- _EXERCISE DIRECTIONS_
Tally up how many lines in the listing below contain the string "kind", and give only the total.
[MATERIAL FOR THIS EXERCISE Boundary: Start]
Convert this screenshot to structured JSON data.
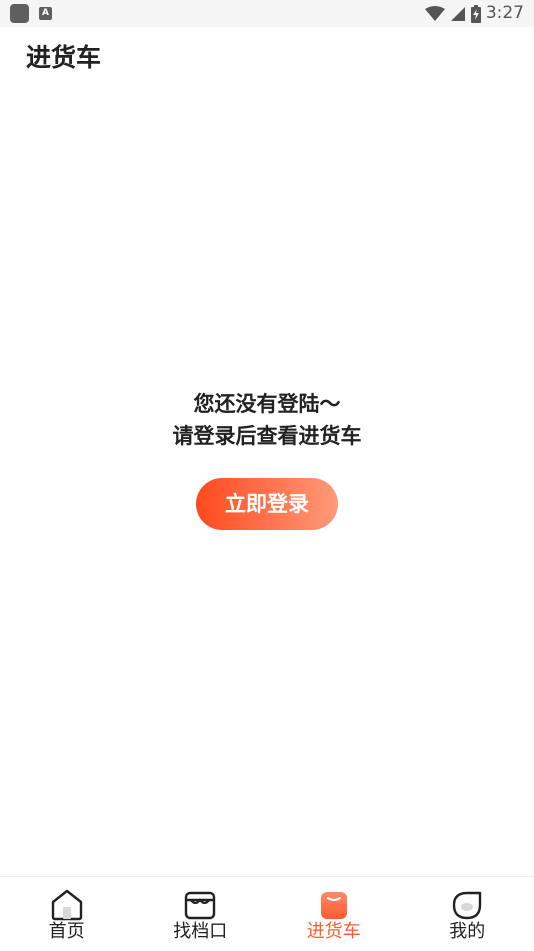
{
  "status_bar": {
    "time": "3:27",
    "badge_letter": "A"
  },
  "header": {
    "title": "进货车"
  },
  "empty_state": {
    "line1": "您还没有登陆～",
    "line2": "请登录后查看进货车",
    "login_button": "立即登录"
  },
  "tabs": [
    {
      "label": "首页",
      "icon": "home-icon",
      "active": false
    },
    {
      "label": "找档口",
      "icon": "store-icon",
      "active": false
    },
    {
      "label": "进货车",
      "icon": "cart-bag-icon",
      "active": true
    },
    {
      "label": "我的",
      "icon": "profile-icon",
      "active": false
    }
  ],
  "colors": {
    "accent": "#ff5a30",
    "button_gradient_start": "#ff4a1f",
    "button_gradient_end": "#ff9a7a"
  }
}
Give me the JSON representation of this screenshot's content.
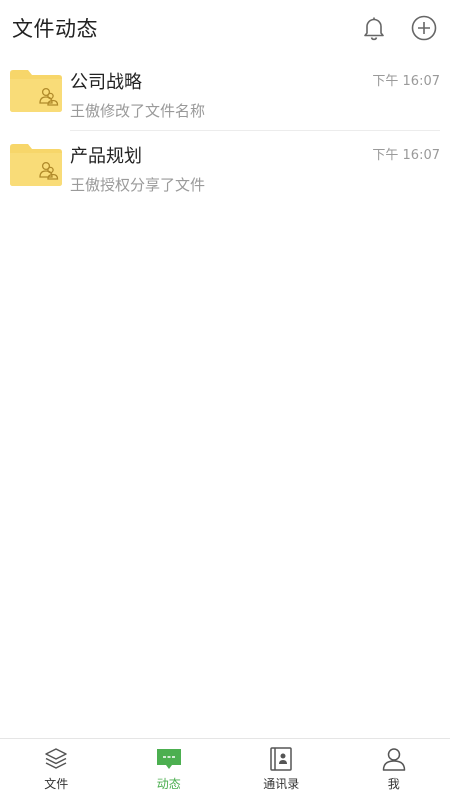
{
  "header": {
    "title": "文件动态",
    "bell_icon": "bell-icon",
    "add_icon": "plus-circle-icon"
  },
  "colors": {
    "accent": "#4caf50",
    "folder": "#f7d66a",
    "muted_text": "#9a9a9a"
  },
  "feed": [
    {
      "title": "公司战略",
      "subtitle": "王傲修改了文件名称",
      "time": "下午 16:07",
      "icon": "shared-folder-icon"
    },
    {
      "title": "产品规划",
      "subtitle": "王傲授权分享了文件",
      "time": "下午 16:07",
      "icon": "shared-folder-icon"
    }
  ],
  "bottom_nav": {
    "active": "动态",
    "items": [
      {
        "label": "文件",
        "icon": "layers-icon"
      },
      {
        "label": "动态",
        "icon": "message-icon"
      },
      {
        "label": "通讯录",
        "icon": "contacts-book-icon"
      },
      {
        "label": "我",
        "icon": "person-icon"
      }
    ]
  }
}
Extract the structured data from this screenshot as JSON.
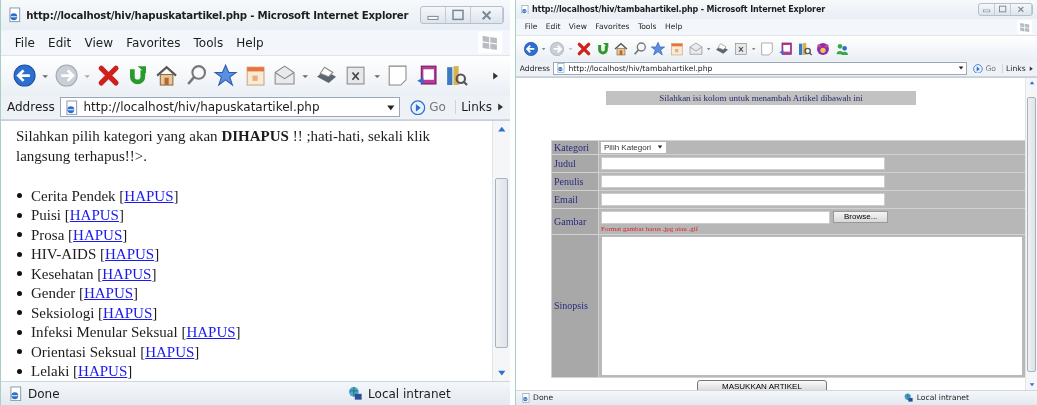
{
  "windows": [
    {
      "title": "http://localhost/hiv/hapuskatartikel.php - Microsoft Internet Explorer",
      "menu": [
        "File",
        "Edit",
        "View",
        "Favorites",
        "Tools",
        "Help"
      ],
      "address_label": "Address",
      "url": "http://localhost/hiv/hapuskatartikel.php",
      "go": "Go",
      "links": "Links",
      "page": {
        "kind": "delete_list",
        "intro": "Silahkan pilih kategori yang akan **DIHAPUS** !! ;hati-hati, sekali klik langsung terhapus!!>.",
        "items": [
          {
            "label": "Cerita Pendek [",
            "link": "HAPUS",
            "after": "]"
          },
          {
            "label": "Puisi [",
            "link": "HAPUS",
            "after": "]"
          },
          {
            "label": "Prosa [",
            "link": "HAPUS",
            "after": "]"
          },
          {
            "label": "HIV-AIDS [",
            "link": "HAPUS",
            "after": "]"
          },
          {
            "label": "Kesehatan [",
            "link": "HAPUS",
            "after": "]"
          },
          {
            "label": "Gender [",
            "link": "HAPUS",
            "after": "]"
          },
          {
            "label": "Seksiologi [",
            "link": "HAPUS",
            "after": "]"
          },
          {
            "label": "Infeksi Menular Seksual [",
            "link": "HAPUS",
            "after": "]"
          },
          {
            "label": "Orientasi Seksual [",
            "link": "HAPUS",
            "after": "]"
          },
          {
            "label": "Lelaki [",
            "link": "HAPUS",
            "after": "]"
          }
        ]
      },
      "status": {
        "text": "Done",
        "zone": "Local intranet"
      }
    },
    {
      "title": "http://localhost/hiv/tambahartikel.php - Microsoft Internet Explorer",
      "menu": [
        "File",
        "Edit",
        "View",
        "Favorites",
        "Tools",
        "Help"
      ],
      "address_label": "Address",
      "url": "http://localhost/hiv/tambahartikel.php",
      "go": "Go",
      "links": "Links",
      "page": {
        "kind": "article_form",
        "banner": "Silahkan isi kolom untuk menambah Artikel dibawah ini",
        "fields": [
          {
            "label": "Kategori",
            "kind": "select",
            "value": "Pilih Kategori"
          },
          {
            "label": "Judul",
            "kind": "text"
          },
          {
            "label": "Penulis",
            "kind": "text"
          },
          {
            "label": "Email",
            "kind": "text"
          },
          {
            "label": "Gambar",
            "kind": "file",
            "button": "Browse...",
            "hint": "Format gambar harus .jpg atau .gif"
          },
          {
            "label": "Sinopsis",
            "kind": "textarea"
          }
        ],
        "submit": "MASUKKAN ARTIKEL"
      },
      "status": {
        "text": "Done",
        "zone": "Local intranet"
      }
    }
  ]
}
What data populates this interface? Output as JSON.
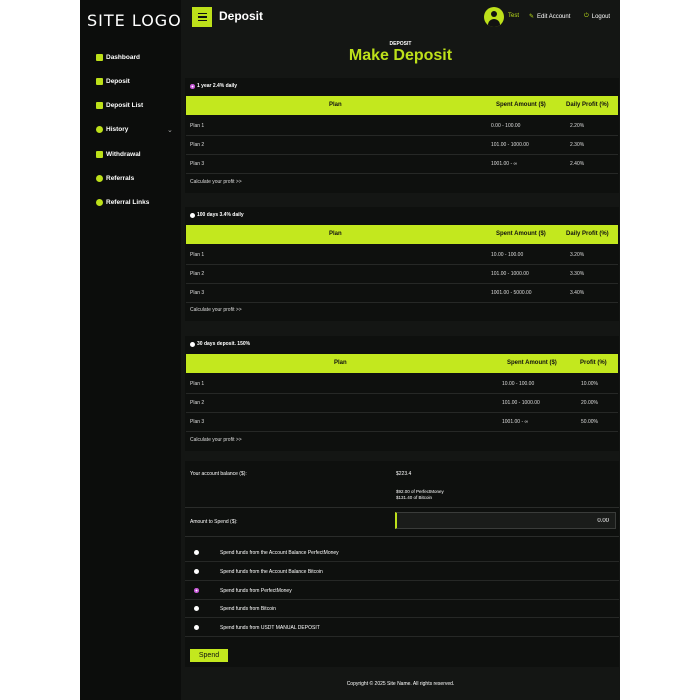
{
  "sidebar": {
    "logo": "SITE LOGO",
    "items": [
      {
        "label": "Dashboard",
        "icon": "dashboard-icon"
      },
      {
        "label": "Deposit",
        "icon": "deposit-icon"
      },
      {
        "label": "Deposit List",
        "icon": "deposit-list-icon"
      },
      {
        "label": "History",
        "icon": "history-icon"
      },
      {
        "label": "Withdrawal",
        "icon": "withdrawal-icon"
      },
      {
        "label": "Referrals",
        "icon": "share-icon"
      },
      {
        "label": "Referral Links",
        "icon": "link-icon"
      }
    ]
  },
  "header": {
    "title": "Deposit",
    "user": "Test",
    "edit_account": "Edit Account",
    "logout": "Logout"
  },
  "page": {
    "subtitle": "DEPOSIT",
    "title": "Make Deposit"
  },
  "plans": [
    {
      "name": "1 year 2.4% daily",
      "selected": true,
      "col_plan": "Plan",
      "col_amount": "Spent Amount ($)",
      "col_profit": "Daily Profit (%)",
      "rows": [
        {
          "plan": "Plan 1",
          "amount": "0.00 - 100.00",
          "profit": "2.20%"
        },
        {
          "plan": "Plan 2",
          "amount": "101.00 - 1000.00",
          "profit": "2.30%"
        },
        {
          "plan": "Plan 3",
          "amount": "1001.00 - ∞",
          "profit": "2.40%"
        }
      ],
      "calc": "Calculate your profit >>"
    },
    {
      "name": "100 days 3.4% daily",
      "selected": false,
      "col_plan": "Plan",
      "col_amount": "Spent Amount ($)",
      "col_profit": "Daily Profit (%)",
      "rows": [
        {
          "plan": "Plan 1",
          "amount": "10.00 - 100.00",
          "profit": "3.20%"
        },
        {
          "plan": "Plan 2",
          "amount": "101.00 - 1000.00",
          "profit": "3.30%"
        },
        {
          "plan": "Plan 3",
          "amount": "1001.00 - 5000.00",
          "profit": "3.40%"
        }
      ],
      "calc": "Calculate your profit >>"
    },
    {
      "name": "30 days deposit. 150%",
      "selected": false,
      "col_plan": "Plan",
      "col_amount": "Spent Amount ($)",
      "col_profit": "Profit (%)",
      "rows": [
        {
          "plan": "Plan 1",
          "amount": "10.00 - 100.00",
          "profit": "10.00%"
        },
        {
          "plan": "Plan 2",
          "amount": "101.00 - 1000.00",
          "profit": "20.00%"
        },
        {
          "plan": "Plan 3",
          "amount": "1001.00 - ∞",
          "profit": "50.00%"
        }
      ],
      "calc": "Calculate your profit >>"
    }
  ],
  "balance": {
    "label": "Your account balance ($):",
    "value": "$223.4",
    "detail_1": "$92.00 of PerfectMoney",
    "detail_2": "$131.40 of Bitcoin",
    "amount_label": "Amount to Spend ($):",
    "amount_value": "0.00"
  },
  "sources": [
    {
      "label": "Spend funds from the Account Balance PerfectMoney",
      "selected": false
    },
    {
      "label": "Spend funds from the Account Balance Bitcoin",
      "selected": false
    },
    {
      "label": "Spend funds from PerfectMoney",
      "selected": true
    },
    {
      "label": "Spend funds from Bitcoin",
      "selected": false
    },
    {
      "label": "Spend funds from USDT MANUAL DEPOSIT",
      "selected": false
    }
  ],
  "spend_button": "Spend",
  "footer": "Copyright © 2025 Site Name. All rights reserved.",
  "colors": {
    "accent": "#c3e81e",
    "background": "#141614",
    "sidebar": "#0c0d0c"
  }
}
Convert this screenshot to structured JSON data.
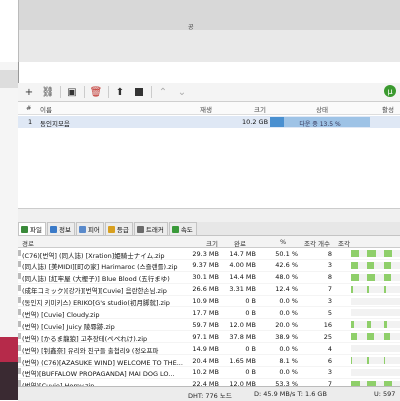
{
  "window": {
    "title": "공"
  },
  "toolbar": {
    "add": "+",
    "link": "⛓",
    "newfile": "▣",
    "remove": "🗑",
    "start": "⬆",
    "stop": "■",
    "up": "⌃",
    "down": "⌄",
    "status_icon": "μ"
  },
  "torrents": {
    "columns": {
      "num": "#",
      "name": "이름",
      "seeds": "재생",
      "size": "크기",
      "status": "상태",
      "peers": "활성"
    },
    "rows": [
      {
        "num": "1",
        "name": "동인지모음",
        "size": "10.2 GB",
        "status": "다운 중 13.5 %",
        "progress": 13.5
      }
    ]
  },
  "tabs": [
    {
      "label": "파일",
      "color": "#3a8a3a"
    },
    {
      "label": "정보",
      "color": "#3a7ac8"
    },
    {
      "label": "피어",
      "color": "#5a8acb"
    },
    {
      "label": "등급",
      "color": "#d8a020"
    },
    {
      "label": "트래커",
      "color": "#6a6a6a"
    },
    {
      "label": "속도",
      "color": "#3a9a3a"
    }
  ],
  "files": {
    "columns": {
      "path": "경로",
      "size": "크기",
      "done": "완료",
      "pct": "%",
      "pieces": "조각 개수",
      "chunks": "조각"
    },
    "rows": [
      {
        "name": "(C76)[번역] (同人誌) [Xration]姫騎士ナイム.zip",
        "size": "29.3 MB",
        "done": "14.7 MB",
        "pct": "50.1 %",
        "pieces": "8",
        "progress": 50.1
      },
      {
        "name": "(同人誌) [美MIDI][町の家] Harimaroc (스즐랜를).zip",
        "size": "9.37 MB",
        "done": "4.00 MB",
        "pct": "42.6 %",
        "pieces": "3",
        "progress": 42.6
      },
      {
        "name": "(同人誌) [紅牢屋 (大樫子)] Blue Blood (五行まゆ)",
        "size": "30.1 MB",
        "done": "14.4 MB",
        "pct": "48.0 %",
        "pieces": "8",
        "progress": 48.0
      },
      {
        "name": "(成年コミック)[강가][번역][Cuvie] 음란한손님.zip",
        "size": "26.6 MB",
        "done": "3.31 MB",
        "pct": "12.4 %",
        "pieces": "7",
        "progress": 12.4
      },
      {
        "name": "(동인지 키미키스) ERIKO[G's studio(初月脚就].zip",
        "size": "10.9 MB",
        "done": "0 B",
        "pct": "0.0 %",
        "pieces": "3",
        "progress": 0
      },
      {
        "name": "(번역) [Cuvie] Cloudy.zip",
        "size": "17.7 MB",
        "done": "0 B",
        "pct": "0.0 %",
        "pieces": "5",
        "progress": 0
      },
      {
        "name": "(번역) [Cuvie] Juicy 陵辱跡.zip",
        "size": "59.7 MB",
        "done": "12.0 MB",
        "pct": "20.0 %",
        "pieces": "16",
        "progress": 20.0
      },
      {
        "name": "(번역) [かるま龍狼] 고추장테(ぺぺれけ).zip",
        "size": "97.1 MB",
        "done": "37.8 MB",
        "pct": "38.9 %",
        "pieces": "25",
        "progress": 38.9
      },
      {
        "name": "(번역) [钊鑫奈] 유리와 친구들 출첩리9 (정오프파",
        "size": "14.9 MB",
        "done": "0 B",
        "pct": "0.0 %",
        "pieces": "4",
        "progress": 0
      },
      {
        "name": "(번역) (C76)[AZASUKE WIND] WELCOME TO THE...",
        "size": "20.4 MB",
        "done": "1.65 MB",
        "pct": "8.1 %",
        "pieces": "6",
        "progress": 8.1
      },
      {
        "name": "(번역)[BUFFALOW PROPAGANDA] MAI DOG LO...",
        "size": "10.2 MB",
        "done": "0 B",
        "pct": "0.0 %",
        "pieces": "3",
        "progress": 0
      },
      {
        "name": "(번역)[Cuvie] Horny.zip",
        "size": "22.4 MB",
        "done": "12.0 MB",
        "pct": "53.3 %",
        "pieces": "7",
        "progress": 53.3
      },
      {
        "name": "(번역)[DISCO...",
        "size": "12.1 MB",
        "done": "0 B",
        "pct": "0.0 %",
        "pieces": "4",
        "progress": 0
      }
    ]
  },
  "statusbar": {
    "dht": "DHT: 776 노드",
    "down": "D: 45.9 MB/s T: 1.6 GB",
    "up": "U: 597"
  },
  "colors": {
    "accent": "#4a90d0",
    "piece_done": "#8fcf6a",
    "selected_row": "#dfe8f5"
  }
}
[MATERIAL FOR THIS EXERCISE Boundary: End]
- _ANSWER TO THIS EXERCISE_
8